November 27, 2006
UNESCO and Hewlett-Packard have launched a joint project to help reduce brain drain in Africa by providing Grid computing technology to universities in Algeria, Ghana, Nigeria, Senegal and Zimbabwe. I.S.G. Mudenge, Zimbabwe's Minister of Higher and Tertiary Education, took part in the launch of the "Piloting Solutions for Reversing Brain Drain into Brain Gain for Africa" project, at UNESCO Headquarters on 20 November. The representatives of Senegal and Ghana to UNESCO, as well as Peter Smith, Assistant UNESCO Director-General for Education, and Bernard Meric, Senior Vice President of Hewlett Packard for Europe, Middle East and Africa, took part in the launch of the project to provide university laboratories and research centres with systems of interconnections that will enable students and faculty to work with researchers and professionals around the world.
The project aims to establish links between researchers who have stayed in their countries and those that have left, connecting scientists to international colleagues, research networks and potential funding organizations.
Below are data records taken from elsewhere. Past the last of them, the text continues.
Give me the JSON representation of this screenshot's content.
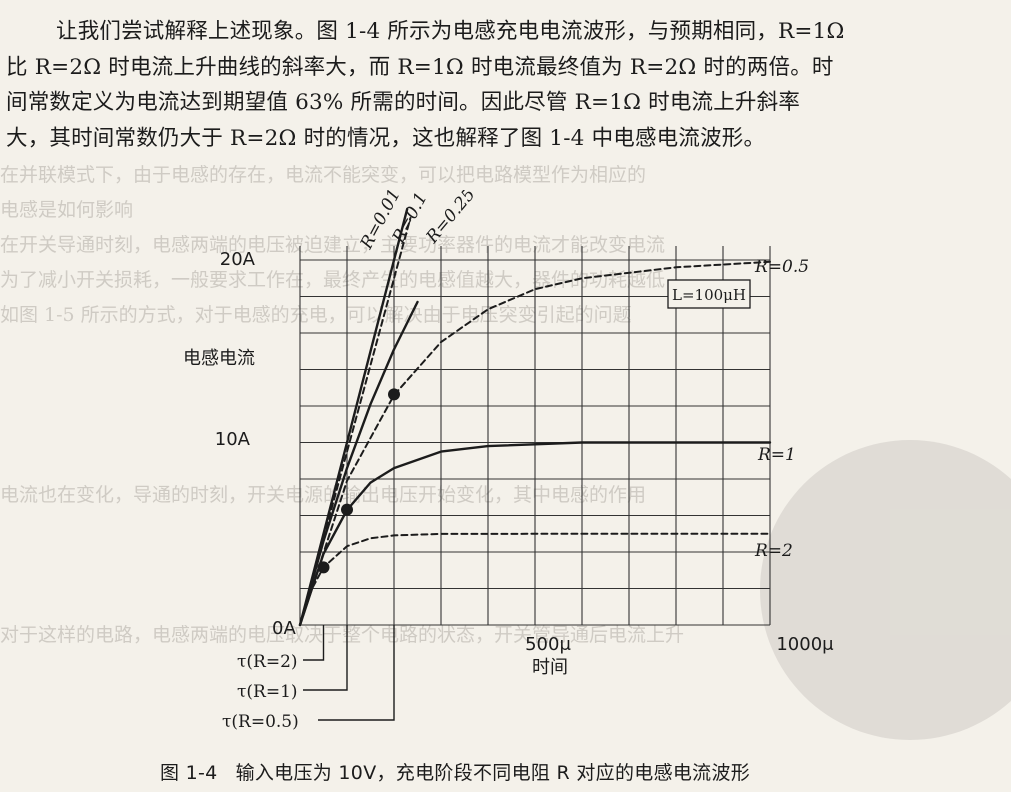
{
  "paragraph": {
    "lines": [
      "让我们尝试解释上述现象。图 1-4 所示为电感充电电流波形，与预期相同，R=1Ω",
      "比 R=2Ω 时电流上升曲线的斜率大，而 R=1Ω 时电流最终值为 R=2Ω 时的两倍。时",
      "间常数定义为电流达到期望值 63% 所需的时间。因此尽管 R=1Ω 时电流上升斜率",
      "大，其时间常数仍大于 R=2Ω 时的情况，这也解释了图 1-4 中电感电流波形。"
    ]
  },
  "figure": {
    "ylabel": "电感电流",
    "xlabel": "时间",
    "y_ticks": [
      "20A",
      "10A",
      "0A"
    ],
    "x_ticks": [
      "500μ",
      "1000μ"
    ],
    "inductor_label": "L=100μH",
    "curve_labels": {
      "r001": "R=0.01",
      "r01": "R=0.1",
      "r025": "R=0.25",
      "r05": "R=0.5",
      "r1": "R=1",
      "r2": "R=2"
    },
    "tau_labels": [
      "τ(R=2)",
      "τ(R=1)",
      "τ(R=0.5)"
    ]
  },
  "chart_data": {
    "type": "line",
    "xlabel": "时间",
    "ylabel": "电感电流",
    "xlim": [
      0,
      1000
    ],
    "ylim": [
      0,
      20
    ],
    "x_unit": "μs",
    "y_unit": "A",
    "grid": true,
    "series": [
      {
        "name": "R=0.01",
        "x": [
          0,
          228
        ],
        "y": [
          0,
          22.8
        ]
      },
      {
        "name": "R=0.1",
        "x": [
          0,
          235
        ],
        "y": [
          0,
          22.3
        ]
      },
      {
        "name": "R=0.25",
        "x": [
          0,
          50,
          100,
          150,
          200,
          250
        ],
        "y": [
          0,
          4.6,
          8.6,
          12.1,
          15.1,
          17.7
        ]
      },
      {
        "name": "R=0.5",
        "x": [
          0,
          100,
          200,
          300,
          400,
          500,
          600,
          800,
          1000
        ],
        "y": [
          0,
          7.9,
          12.6,
          15.5,
          17.3,
          18.4,
          19.0,
          19.6,
          19.9
        ]
      },
      {
        "name": "R=1",
        "x": [
          0,
          50,
          100,
          150,
          200,
          300,
          400,
          600,
          800,
          1000
        ],
        "y": [
          0,
          3.9,
          6.3,
          7.8,
          8.6,
          9.5,
          9.8,
          10.0,
          10.0,
          10.0
        ]
      },
      {
        "name": "R=2",
        "x": [
          0,
          25,
          50,
          100,
          150,
          200,
          300,
          500,
          1000
        ],
        "y": [
          0,
          1.97,
          3.16,
          4.32,
          4.75,
          4.91,
          4.99,
          5.0,
          5.0
        ]
      }
    ],
    "time_constants": [
      {
        "label": "τ(R=2)",
        "x": 50,
        "y": 3.16
      },
      {
        "label": "τ(R=1)",
        "x": 100,
        "y": 6.32
      },
      {
        "label": "τ(R=0.5)",
        "x": 200,
        "y": 12.64
      }
    ]
  },
  "caption": {
    "number": "图 1-4",
    "text": "输入电压为 10V，充电阶段不同电阻 R 对应的电感电流波形"
  },
  "bleed": {
    "line1": "在并联模式下，由于电感的存在，电流不能突变，可以把电路模型作为相应的",
    "line2": "电感是如何影响",
    "line3": "在开关导通时刻，电感两端的电压被迫建立，主要功率器件的电流才能改变电流",
    "line4": "为了减小开关损耗，一般要求工作在，最终产生的电感值越大，器件的功耗越低",
    "line5": "如图 1-5 所示的方式，对于电感的充电，可以解决由于电压突变引起的问题",
    "line6": "电流也在变化，导通的时刻，开关电源的输出电压开始变化，其中电感的作用",
    "line7": "对于这样的电路，电感两端的电压取决于整个电路的状态，开关管导通后电流上升"
  }
}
Faculties and students at beneficiary universities will also be able to work on major collaborative research projects with other institutions around the world.
"This project harnesses the enormous potential of the information and communication technologies to bring people together and to spread the benefits of research and development across the north south divide," said the Director-General of UNESCO, Koïchiro Matsuura. "We trust that such projects and such partnerships will enable us to reduce significantly the devastating effects of brain drain on some of the weakest societies in the world," he concluded.
"HP has a unique, long-standing relationship with UNESCO, and the two organizations have worked jointly on several projects in different countries. This new African project builds on the success of a similar UNESCO-HP initiative launched in 2003 in South East Europe to alleviate brain drain in the region that now includes eight countries," said Bernard Meric, Senior Vice President External Affairs, HP EMEA.
The African project was developed by UNESCO's Education Sector in response to requests by Member States. Over the past decades, African countries have suffered greatly from the emigration of skilled professionals, scientists, academics and researchers who are estimated to be leaving the continent at the rate of 20,000 a year. After its first two-year implementation phase, the project may well be extended to cover other countries.
The Education Ministries of the countries involved, along with UNESCO, will choose the universities that will benefit from the project. Preference will be given to university departments with important information technology components. HP will provide equipment -- including servers and Grid-enabling technologies -- and local human resources to the universities, as well as training and support, until the projects become self-sustainable. It will also donate PCs and monitors and fund research visits abroad and meetings between beneficiary universities. UNESCO will be in charge of overall coordination and monitoring of activities, as well as administrative management; evaluation and promotion of results.
This new project in Africa follows the successful joint HP-UNESCO "Piloting Solutions for Alleviating Brain Drain in South East Europe" project, launched in 2003 to support faculties and students in harnessing the power of grid computing. Three years after its launch, the project has resulted in the development of websites, databases and new research projects at several of the universities involved. Academics and students from across South East Europe have collaborated with international colleagues, improved research capacities and shared scientific knowledge, encouraging scientists to remain in the region. Four universities (University of Split in Croatia, University of Montenegro, East Sarajevo University and the University of Sarajevo) have become self-sustainable in the use of grid technology and the project continues in three other universities (University of Belgrade, University of Skopje and the University of Tirana).
May 23, 2013 |
The study of climate change is one of those scientific problems where it is almost essential to model the entire Earth to attain accurate results and make worthwhile predictions. In an attempt to make climate science more accessible to smaller research facilities, NASA introduced what they call ‘Climate in a Box,’ a system they note acts as a desktop supercomputer.
May 16, 2013 |
When it comes to cloud, long distances mean unacceptably high latencies. Researchers from the University of Bonn in Germany examined those latency issues of doing CFD modeling in the cloud by utilizing a common CFD and its utilization in HPC instance types including both CPU and GPU cores of Amazon EC2.
05/10/2013 | Cleversafe, Cray, DDN, NetApp, & Panasas | From Wall Street to Hollywood, drug discovery to homeland security, companies and organizations of all sizes and stripes are coming face to face with the challenges – and opportunities – afforded by Big Data. Before anyone can utilize these extraordinary data repositories, however, they must first harness and manage their data stores, and do so utilizing technologies that underscore affordability, security, and scalability.
04/02/2012 | AMD | Developers today are just beginning to explore the potential of heterogeneous computing, but the potential for this new paradigm is huge. This brief article reviews how the technology might impact a range of application development areas, including client experiences and cloud-based data management. As platforms like OpenCL continue to evolve, the benefits of heterogeneous computing will become even more accessible. Use this quick article to jump-start your own thinking on heterogeneous computing.